Cobden – A proposed Active Transportation Plan (ATP) is being reviewed by Whitewater Region council with the caveat it can evolve with changing requirements.
“It’s a living document, not at all carved in stone,” CAO Robert Tremblay told council last Wednesday. “It shows how we look at walking, cycling, and just getting around in Whitewater Region.”
An overview of the plan was presented via video by Kimberley Hunton, Manager of Transportation Planning in the Ottawa office of the WSP engineering firm. The plan was developed in consultation with the Beachburg Off-Road Cycling Association (BORCA) and other interested groups. Residents of Whitewater were also encouraged to participate in an online survey and 219 responded.
“It’s a strategic plan, designed to be a blueprint for future development,” she said. “The aim is to give residents the ability to make choices to get into active transportation.”
She noted there are significant benefits to the environment, to the economy and tourism, to the community and social equity, and further to the health of those practicing active transportation.
“Travelling using an active mode assists individuals in meeting daily physical activity requirements and decreases the risk of cardiovascular disease, cancers, bone and joint diseases, diabetes, and obesity,” it was stated in the plan.

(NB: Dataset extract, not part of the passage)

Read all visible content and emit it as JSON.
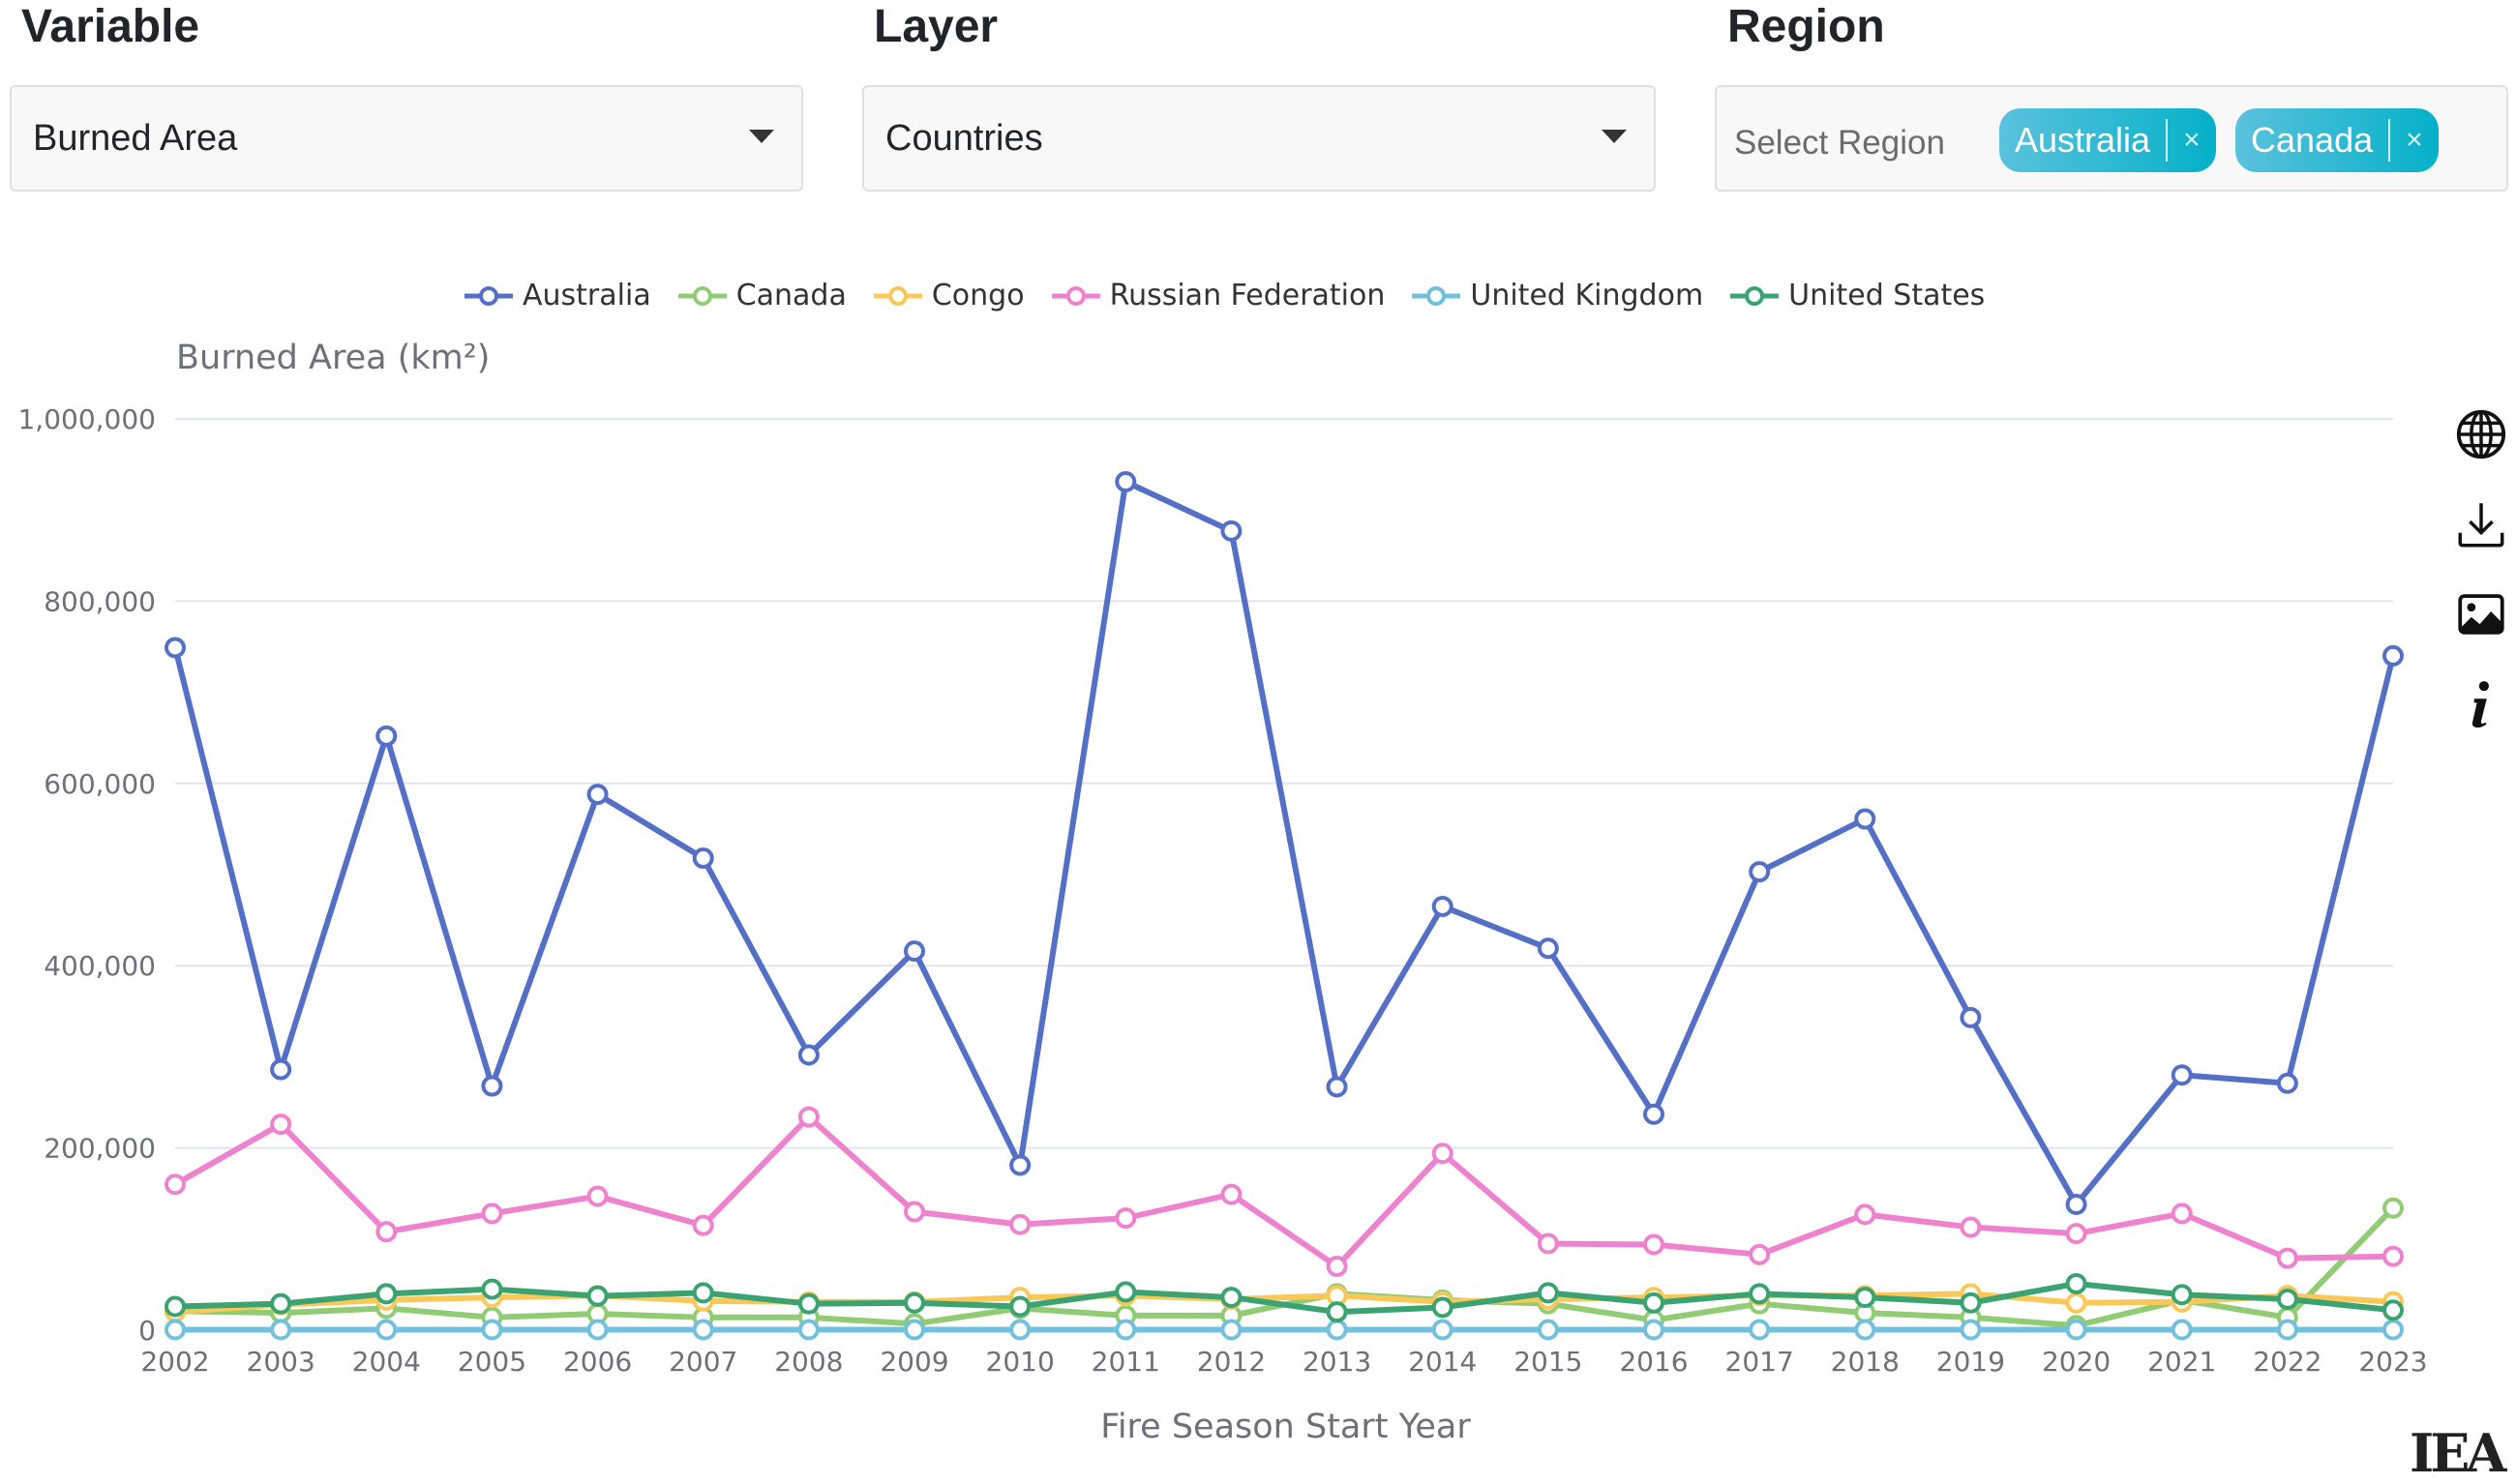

Whitewater Region encompasses a land area of 540 square km and has a population of just over 7,000 with an average age of 43.5. At present a 35-km stretch of the 219-km Algonquin Trail, which runs from the District of Nipissing in the north to the City of Ottawa and County of Lanark in the south, passes through Whitewater Region. There are also 19 km off-road local trails, and there are 63 km of on-road facilities, primarily hardened paved shoulders on many County of Renfrew roads. There are 10 km of sidewalks within villages and hamlets.
The vision and goals of the ATP include designing a continuous and connected active transportation network with connections to key destinations such as schools, parks, trails, commercial areas, and community amenities; provide amenities that support active transportation, such as bike parking, water refill stations, and washrooms; and define programming and outreach initiatives that educate potential active transportation users, enhance the active transportation experience, and provide opportunities to engage the community in active transportation activities.
Ms. Hunton said the survey showed that one of the reasons given for not using active transportation options was the distances involved made it inconvenient.
“We need an education component that shows that with the right facilities, equipment and clothing, you can cycle for many reasons and it might make it more convenient,” she said.
Councillor Chris Olmstead said the presentation represents “a ton of work.”
“It takes a lot of vision to put this all together,” he said.
Councillor Neil Nicholson added the plan provides a framework for future development.
“I’m really excited for the next steps,” he said.
The plan will come back to council for discussion at its December 17 meeting.
Marie Zettler, Local Journalism Initiative Reporter, The Eganville Leader